# Task prompt
All lines with the word "JSON" are to be found and copied from the listing.

# Data provided

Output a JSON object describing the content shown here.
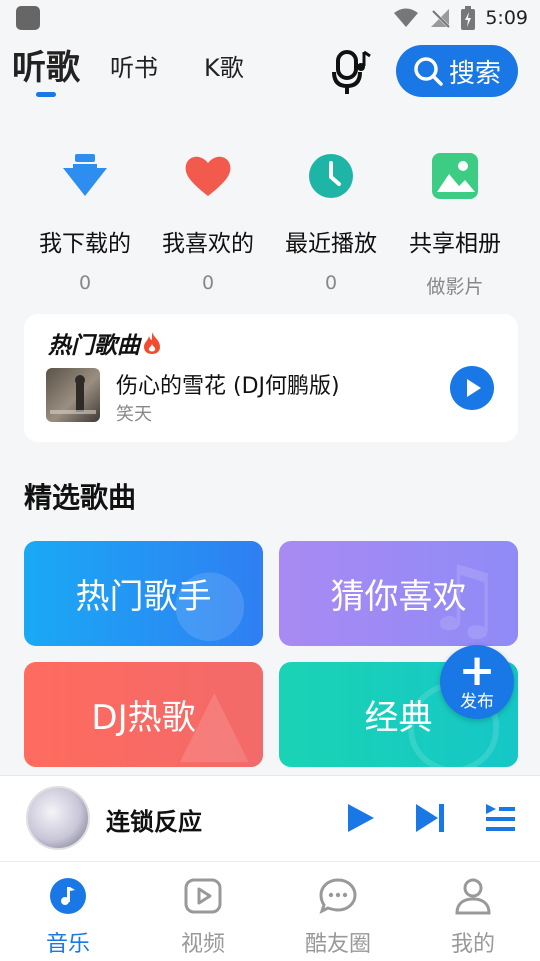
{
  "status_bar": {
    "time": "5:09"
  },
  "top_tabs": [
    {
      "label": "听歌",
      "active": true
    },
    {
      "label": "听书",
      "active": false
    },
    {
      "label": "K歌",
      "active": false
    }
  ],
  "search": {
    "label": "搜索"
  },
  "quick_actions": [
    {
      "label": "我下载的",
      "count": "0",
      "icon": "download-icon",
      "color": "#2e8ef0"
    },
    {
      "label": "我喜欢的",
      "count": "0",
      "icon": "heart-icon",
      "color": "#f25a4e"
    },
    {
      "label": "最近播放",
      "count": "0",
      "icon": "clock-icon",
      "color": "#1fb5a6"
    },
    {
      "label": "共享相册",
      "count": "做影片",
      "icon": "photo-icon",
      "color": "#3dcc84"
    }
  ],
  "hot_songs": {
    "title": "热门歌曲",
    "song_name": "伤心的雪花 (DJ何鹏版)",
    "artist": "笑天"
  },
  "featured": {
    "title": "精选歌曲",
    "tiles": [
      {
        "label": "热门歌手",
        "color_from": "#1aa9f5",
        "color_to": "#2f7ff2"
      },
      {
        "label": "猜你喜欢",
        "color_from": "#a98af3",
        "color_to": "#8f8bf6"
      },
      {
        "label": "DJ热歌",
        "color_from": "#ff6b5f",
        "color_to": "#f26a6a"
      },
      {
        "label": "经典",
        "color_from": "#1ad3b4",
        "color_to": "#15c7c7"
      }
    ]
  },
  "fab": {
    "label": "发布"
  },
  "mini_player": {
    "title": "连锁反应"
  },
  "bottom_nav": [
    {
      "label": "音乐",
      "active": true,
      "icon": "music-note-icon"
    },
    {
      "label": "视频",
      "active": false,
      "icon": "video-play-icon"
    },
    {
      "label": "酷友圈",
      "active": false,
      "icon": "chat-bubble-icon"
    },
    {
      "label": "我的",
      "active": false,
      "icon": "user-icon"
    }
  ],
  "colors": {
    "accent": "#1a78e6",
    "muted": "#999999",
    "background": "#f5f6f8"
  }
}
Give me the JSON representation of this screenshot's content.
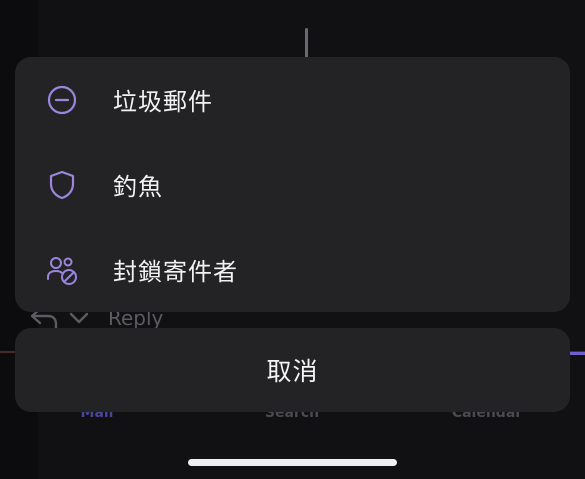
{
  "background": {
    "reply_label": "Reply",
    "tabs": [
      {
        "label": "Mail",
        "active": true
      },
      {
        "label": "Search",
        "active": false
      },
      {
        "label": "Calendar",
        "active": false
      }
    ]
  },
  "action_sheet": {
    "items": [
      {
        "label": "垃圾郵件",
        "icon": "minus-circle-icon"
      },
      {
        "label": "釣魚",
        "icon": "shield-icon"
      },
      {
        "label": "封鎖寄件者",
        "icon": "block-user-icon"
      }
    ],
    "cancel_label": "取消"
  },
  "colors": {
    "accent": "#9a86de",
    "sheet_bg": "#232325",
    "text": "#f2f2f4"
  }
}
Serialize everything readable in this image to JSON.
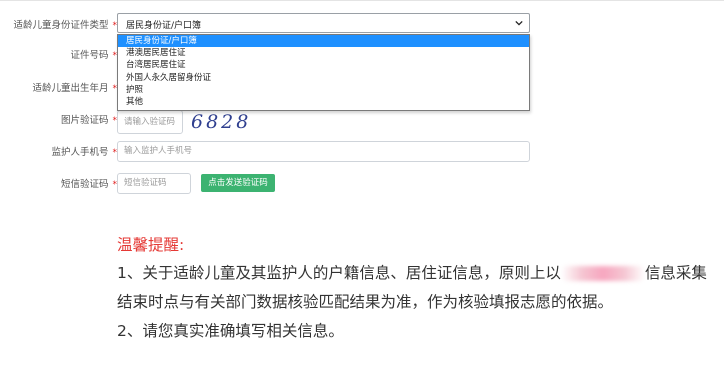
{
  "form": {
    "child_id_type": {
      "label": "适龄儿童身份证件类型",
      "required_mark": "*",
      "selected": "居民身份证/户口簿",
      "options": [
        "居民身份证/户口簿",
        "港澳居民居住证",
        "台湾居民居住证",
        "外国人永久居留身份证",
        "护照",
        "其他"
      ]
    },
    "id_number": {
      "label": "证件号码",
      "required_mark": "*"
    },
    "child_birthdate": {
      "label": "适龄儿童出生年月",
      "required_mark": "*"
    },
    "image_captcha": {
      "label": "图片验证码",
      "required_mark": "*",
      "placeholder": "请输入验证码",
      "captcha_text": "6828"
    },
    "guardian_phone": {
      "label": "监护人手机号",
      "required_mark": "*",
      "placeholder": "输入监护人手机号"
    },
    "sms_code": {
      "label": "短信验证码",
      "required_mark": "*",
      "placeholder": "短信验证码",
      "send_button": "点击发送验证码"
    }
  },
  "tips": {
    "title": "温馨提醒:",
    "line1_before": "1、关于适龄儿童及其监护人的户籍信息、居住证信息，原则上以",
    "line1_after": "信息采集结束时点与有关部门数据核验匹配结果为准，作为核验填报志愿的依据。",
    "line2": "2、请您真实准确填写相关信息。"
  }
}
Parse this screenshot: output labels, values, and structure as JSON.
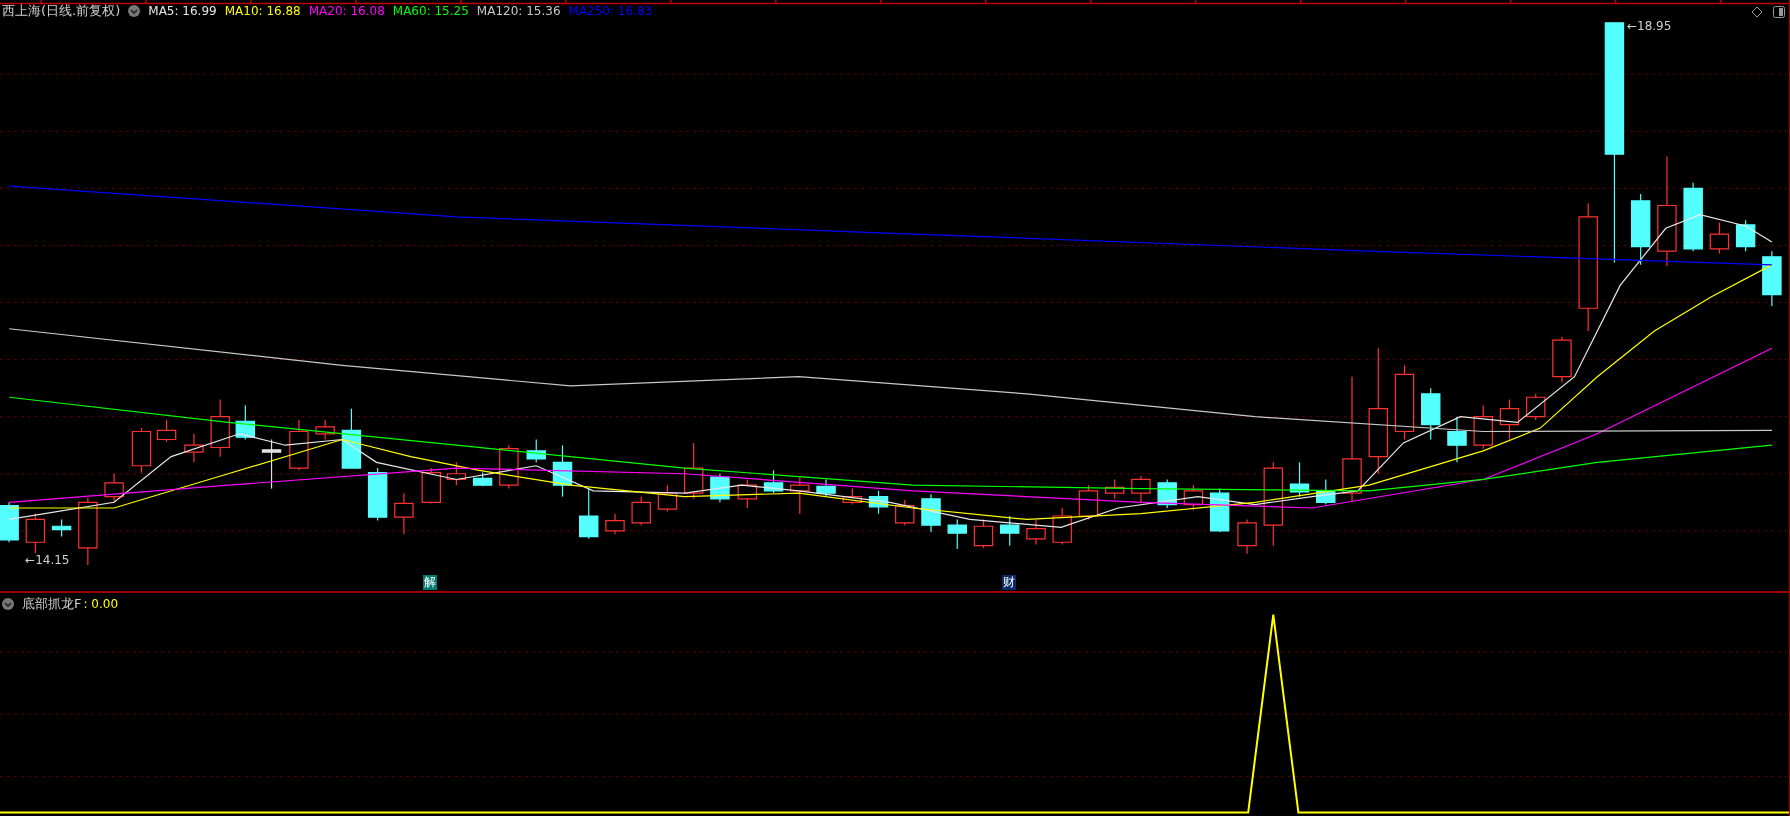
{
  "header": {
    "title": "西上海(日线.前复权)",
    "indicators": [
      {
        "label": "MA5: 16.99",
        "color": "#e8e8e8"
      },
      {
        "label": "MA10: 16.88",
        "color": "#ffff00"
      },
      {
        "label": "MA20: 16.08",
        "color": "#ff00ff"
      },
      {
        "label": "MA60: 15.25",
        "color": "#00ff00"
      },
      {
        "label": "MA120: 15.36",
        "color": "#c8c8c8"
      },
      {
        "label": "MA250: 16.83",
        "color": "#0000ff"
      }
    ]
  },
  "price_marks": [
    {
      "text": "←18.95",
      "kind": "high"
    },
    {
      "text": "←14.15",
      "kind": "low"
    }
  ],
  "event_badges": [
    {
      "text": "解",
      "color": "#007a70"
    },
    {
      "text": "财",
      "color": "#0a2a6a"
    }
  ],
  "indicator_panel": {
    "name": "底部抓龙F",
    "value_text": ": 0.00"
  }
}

# Exercise response
Output a JSON object describing the content shown here.
Give me the JSON representation of this screenshot's content.
Serialize everything readable in this image to JSON.
Parse this screenshot: output labels, values, and structure as JSON.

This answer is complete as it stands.